Likewise, when domestic abuse survivors leave their partner and apply for UC, the five-week wait leaves many in abject poverty, at a time when they are attempting to rebuild their lives and replace essential belongings. SNP MPs have repeatedly explained to the UK Government why it is vital that UC advances are paid as grants to survivors, yet, once more, the opportunity to achieve that, which this Bill afforded, has not been taken. I do not understand why, and I await the Minister’s explanation with interest.

I will devote the rest of my remarks to the provisions omitted from this Bill, which mean that it will continue to be impossible for the United Kingdom to ratify the Istanbul convention. In 2017, Dr Eilidh Whiteford, then the SNP Member of Parliament for Banff and Buchan, led a successful campaign to pass a law that required the UK Government to ratify the Istanbul convention. That was the first time an SNP MP had managed to get a private Member’s Bill into law, so it is particularly frustrating that three years later the United Kingdom has yet to ratify the Istanbul convention. It is also rather shameful that the UK is one of only six states in Europe to have failed to ratify it.

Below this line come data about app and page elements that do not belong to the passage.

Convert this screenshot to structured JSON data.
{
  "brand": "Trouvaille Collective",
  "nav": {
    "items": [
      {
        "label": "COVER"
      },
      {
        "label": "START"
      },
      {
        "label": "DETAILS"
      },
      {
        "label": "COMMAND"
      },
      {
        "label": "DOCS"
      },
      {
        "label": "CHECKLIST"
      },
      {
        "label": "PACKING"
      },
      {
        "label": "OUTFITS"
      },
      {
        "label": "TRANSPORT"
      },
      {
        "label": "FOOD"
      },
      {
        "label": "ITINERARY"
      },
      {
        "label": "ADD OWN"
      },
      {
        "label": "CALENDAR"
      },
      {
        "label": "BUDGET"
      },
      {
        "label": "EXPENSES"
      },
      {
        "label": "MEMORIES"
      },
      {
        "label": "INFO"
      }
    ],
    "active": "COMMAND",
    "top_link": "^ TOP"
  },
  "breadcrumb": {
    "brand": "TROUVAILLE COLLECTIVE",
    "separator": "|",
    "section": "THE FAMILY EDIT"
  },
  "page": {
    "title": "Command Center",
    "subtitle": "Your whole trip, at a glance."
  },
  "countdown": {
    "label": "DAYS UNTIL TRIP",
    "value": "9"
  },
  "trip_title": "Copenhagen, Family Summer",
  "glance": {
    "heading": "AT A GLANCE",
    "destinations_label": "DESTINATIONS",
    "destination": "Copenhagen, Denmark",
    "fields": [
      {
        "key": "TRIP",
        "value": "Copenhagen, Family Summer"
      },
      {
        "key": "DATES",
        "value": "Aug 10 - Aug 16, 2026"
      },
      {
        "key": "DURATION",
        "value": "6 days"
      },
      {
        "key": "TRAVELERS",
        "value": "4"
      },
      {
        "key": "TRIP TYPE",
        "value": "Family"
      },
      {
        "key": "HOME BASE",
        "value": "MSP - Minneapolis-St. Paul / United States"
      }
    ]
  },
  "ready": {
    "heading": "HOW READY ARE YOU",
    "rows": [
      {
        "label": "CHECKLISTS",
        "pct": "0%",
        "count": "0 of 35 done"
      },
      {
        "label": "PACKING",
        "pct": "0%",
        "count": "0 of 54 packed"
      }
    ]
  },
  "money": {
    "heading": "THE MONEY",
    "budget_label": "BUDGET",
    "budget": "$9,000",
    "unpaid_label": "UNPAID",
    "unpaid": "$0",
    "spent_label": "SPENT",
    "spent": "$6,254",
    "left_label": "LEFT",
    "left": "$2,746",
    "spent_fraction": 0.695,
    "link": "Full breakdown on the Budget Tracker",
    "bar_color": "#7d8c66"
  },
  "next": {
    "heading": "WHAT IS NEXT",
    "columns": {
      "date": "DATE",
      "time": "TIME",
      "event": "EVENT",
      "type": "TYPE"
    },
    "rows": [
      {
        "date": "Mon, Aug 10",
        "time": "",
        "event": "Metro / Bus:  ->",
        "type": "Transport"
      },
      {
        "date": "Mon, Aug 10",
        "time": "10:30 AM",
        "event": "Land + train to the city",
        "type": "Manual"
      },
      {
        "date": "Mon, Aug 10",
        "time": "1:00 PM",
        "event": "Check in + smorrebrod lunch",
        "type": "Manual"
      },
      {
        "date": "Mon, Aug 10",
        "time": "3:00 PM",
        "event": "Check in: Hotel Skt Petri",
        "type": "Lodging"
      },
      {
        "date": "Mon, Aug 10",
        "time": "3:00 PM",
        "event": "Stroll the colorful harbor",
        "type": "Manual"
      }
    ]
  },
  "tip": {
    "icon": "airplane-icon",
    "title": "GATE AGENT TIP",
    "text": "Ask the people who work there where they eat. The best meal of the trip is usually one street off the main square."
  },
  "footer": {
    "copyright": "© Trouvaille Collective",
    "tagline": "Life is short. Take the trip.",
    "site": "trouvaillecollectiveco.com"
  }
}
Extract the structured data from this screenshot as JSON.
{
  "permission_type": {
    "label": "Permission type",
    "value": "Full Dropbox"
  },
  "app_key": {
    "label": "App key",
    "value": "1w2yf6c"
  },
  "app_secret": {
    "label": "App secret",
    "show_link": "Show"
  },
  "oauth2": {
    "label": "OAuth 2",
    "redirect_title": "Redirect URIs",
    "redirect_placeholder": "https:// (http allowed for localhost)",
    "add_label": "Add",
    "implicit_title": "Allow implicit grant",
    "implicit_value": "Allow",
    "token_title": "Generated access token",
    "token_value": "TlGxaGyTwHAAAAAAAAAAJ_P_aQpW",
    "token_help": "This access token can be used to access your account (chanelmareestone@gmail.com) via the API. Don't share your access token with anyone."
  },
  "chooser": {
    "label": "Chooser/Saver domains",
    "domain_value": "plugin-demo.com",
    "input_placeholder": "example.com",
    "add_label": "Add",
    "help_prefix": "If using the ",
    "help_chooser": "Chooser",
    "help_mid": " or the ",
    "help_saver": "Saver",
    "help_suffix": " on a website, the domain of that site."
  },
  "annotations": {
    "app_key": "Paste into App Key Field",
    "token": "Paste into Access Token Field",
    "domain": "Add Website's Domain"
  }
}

The Istanbul convention is based on the understanding that violence against women is committed against women because they are women. It makes clear that it is the state’s obligation to address fully violence against women in all its forms, and that the state must introduce measures to protect all women from violence, to protect all victims, and to prosecute perpetrators. Parties to the convention are encouraged to apply the protective framework that it creates to men who may also be exposed to violence in the domestic unit. However, it should not be overlooked that the majority of victims of domestic violence and abuse are women, and that domestic abuse is perpetrated against women as part of a wider pattern of discrimination and inequality based on their sex.

The Scottish Parliament has passed all the measures that are necessary and within its competence to enable ratification of the convention to proceed, but the UK Government are holding things up. The Bill before us introduces certain provisions regarding extraterritorial effect, which are necessary for ratification, but it falls short in the key area of provision of services to migrant women.

As others have said, some migrant women find it impossible to access emergency protection because of the no recourse to public funds condition. Two weeks ago, the Home Affairs Committee took evidence about that condition from the Victims Commissioner, the domestic abuse commissioner designate, and the Children’s Commissioner, all of whom were clear that the no recourse to public funds provision should be scrapped, not just during this crisis, but for good. The cross-party joint parliamentary scrutiny committee that proceeded the first iteration of this Bill also recommended that the Bill should include proper protections for migrant women, yet all those recommendations have been ignored. I would like an explanation from the Minister of why they have been ignored.

I have no doubt that amendments will be tabled in Committee to rectify those omissions and enable all migrant women to access vital protections from abuse. Will the Minister accept those amendments? Will she look favourably on amendments that address the payment of universal credit, which I mentioned earlier? I look forward to hearing about that point later this afternoon, because if the UK Government do not address the matters I have raised, protection for victims of domestic abuse will not be universal. Gaps in provision will remain, particularly for migrant women, and the UK Government will continue to be unable to ratify the Istanbul convention.